* INSTRUCTIONS TO FOLLOW:
Repeat the listing below exactly. Pictures do not belong in the copy.

* SUPPLIED MATERIAL:

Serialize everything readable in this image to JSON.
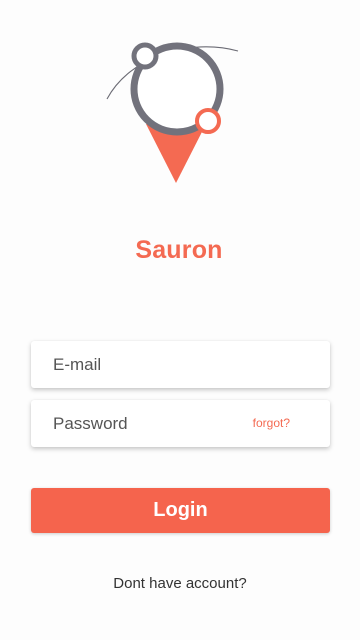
{
  "app": {
    "title": "Sauron",
    "logo": "location-pin-ring-logo"
  },
  "colors": {
    "accent": "#f46a52",
    "button": "#f5644d",
    "ring": "#72727c",
    "text": "#333333"
  },
  "form": {
    "email_placeholder": "E-mail",
    "email_value": "",
    "password_placeholder": "Password",
    "password_value": "",
    "forgot_label": "forgot?",
    "login_label": "Login"
  },
  "footer": {
    "signup_label": "Dont have account?"
  }
}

* RESULT BELOW:
Serialize everything readable in this image to JSON.
{
  "app": {
    "title": "Sauron",
    "logo": "location-pin-ring-logo"
  },
  "colors": {
    "accent": "#f46a52",
    "button": "#f5644d",
    "ring": "#72727c",
    "text": "#333333"
  },
  "form": {
    "email_placeholder": "E-mail",
    "email_value": "",
    "password_placeholder": "Password",
    "password_value": "",
    "forgot_label": "forgot?",
    "login_label": "Login"
  },
  "footer": {
    "signup_label": "Dont have account?"
  }
}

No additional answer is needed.